Philip Halpern (1902-1963)

Associate Justice: 1958-1963
Philip Halpern

Philip Halpern was born on November 12, 1902 in Buffalo, where he went to public schools, then to the Law School of the University of Buffalo from which he received a degree in 1923. He studied for a year at the New School for Social Research in New York during 1923 and 1924. He was admitted to the bar in the latter year.

Initially, Halpern worked in the Legal Department of the Brooklyn-Manhattan Transit Co. In 1926, he relocated to Buffalo, and set up a solo practice which he maintained until 1931, at which time he joined a partnership. He also took on a position as Professor at the University of Buffalo Law School, which he maintained until 1943. He later had a tour as dean of the School. Among other undertakings, he was counsel to the Committee on Practice and Evidence of the State Commission on the Administration of Justice from 1931-34, founder and for a time Editor of The Erie County Bar Bulletin, Vice-President of the Western New York Federation of Bar Associations, and a member of the American Law Institute.

Halpern largely abandoned these responsibilities during World War II, when he enlisted in the Army. During his stint in the service, he also acted as a Referee for the National War Labor Board and was a member of the Enemy Aliens Board. He was discharged in 1944.

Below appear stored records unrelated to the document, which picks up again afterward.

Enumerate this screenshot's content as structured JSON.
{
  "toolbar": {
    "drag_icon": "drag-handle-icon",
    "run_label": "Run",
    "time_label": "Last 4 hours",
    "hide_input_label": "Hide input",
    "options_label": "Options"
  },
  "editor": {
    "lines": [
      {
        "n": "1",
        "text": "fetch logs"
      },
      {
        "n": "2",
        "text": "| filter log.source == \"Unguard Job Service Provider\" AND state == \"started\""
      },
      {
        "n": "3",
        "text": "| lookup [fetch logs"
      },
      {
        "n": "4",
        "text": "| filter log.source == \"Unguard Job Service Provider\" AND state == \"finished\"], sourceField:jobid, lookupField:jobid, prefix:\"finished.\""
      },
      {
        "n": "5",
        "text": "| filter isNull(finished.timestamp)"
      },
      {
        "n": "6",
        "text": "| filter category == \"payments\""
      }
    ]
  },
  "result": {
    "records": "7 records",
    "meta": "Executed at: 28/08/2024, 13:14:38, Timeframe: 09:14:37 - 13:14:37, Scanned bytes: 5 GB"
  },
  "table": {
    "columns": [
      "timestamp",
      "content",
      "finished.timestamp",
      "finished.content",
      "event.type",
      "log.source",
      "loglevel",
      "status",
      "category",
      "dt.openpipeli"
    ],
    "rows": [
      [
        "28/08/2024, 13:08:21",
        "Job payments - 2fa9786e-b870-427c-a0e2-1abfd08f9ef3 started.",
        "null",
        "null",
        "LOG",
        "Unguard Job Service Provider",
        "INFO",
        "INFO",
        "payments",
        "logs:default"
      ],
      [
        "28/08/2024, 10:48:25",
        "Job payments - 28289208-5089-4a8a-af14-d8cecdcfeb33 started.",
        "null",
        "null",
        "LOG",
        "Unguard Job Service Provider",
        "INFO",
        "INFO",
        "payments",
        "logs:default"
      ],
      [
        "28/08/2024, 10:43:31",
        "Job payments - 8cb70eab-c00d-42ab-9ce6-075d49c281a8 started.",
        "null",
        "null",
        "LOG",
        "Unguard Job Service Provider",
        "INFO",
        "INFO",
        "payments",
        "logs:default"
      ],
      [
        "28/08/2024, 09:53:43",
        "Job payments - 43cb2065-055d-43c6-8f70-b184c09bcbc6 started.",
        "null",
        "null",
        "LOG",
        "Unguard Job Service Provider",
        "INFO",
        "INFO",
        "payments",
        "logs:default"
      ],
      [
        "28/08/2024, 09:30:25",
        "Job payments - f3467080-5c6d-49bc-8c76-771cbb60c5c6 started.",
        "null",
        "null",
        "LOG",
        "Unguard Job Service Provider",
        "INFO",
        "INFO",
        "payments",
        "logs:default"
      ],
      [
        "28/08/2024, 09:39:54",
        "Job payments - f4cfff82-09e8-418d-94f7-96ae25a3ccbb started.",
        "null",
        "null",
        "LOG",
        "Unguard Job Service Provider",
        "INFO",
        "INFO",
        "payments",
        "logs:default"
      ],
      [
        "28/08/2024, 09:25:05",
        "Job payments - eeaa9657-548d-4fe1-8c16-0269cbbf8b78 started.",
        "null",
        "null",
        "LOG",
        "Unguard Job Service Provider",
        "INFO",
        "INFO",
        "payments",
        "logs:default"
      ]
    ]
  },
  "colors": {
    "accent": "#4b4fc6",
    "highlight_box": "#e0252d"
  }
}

At this point, Halpern was hired as Counsel to the State Public Service Commission, which he held in addition to his teaching duties and private practice. In 1947 he gave it up and was elected to the State Supreme Court for the Eighth District. He remained a trial judge for four years. In 1952 he was appointed to the Appellate Division of the Third Department where he sat until his transfer to the Fourth Department in 1958. In 1961, Justice Halpern was named to the State Commission on Revision of the Penal Law and Code of Criminal Procedure. During his career he represented the United States on the United Nations Sub-commission on Prevention of Discrimination and Protection of Minorities and, with the late Mrs. Franklin D. Roosevelt, was a member of the Advisory Council to the United States Delegation to the United Nations Commission on Human Rights. He was on this Court at the time of his death in the Fall of 1963.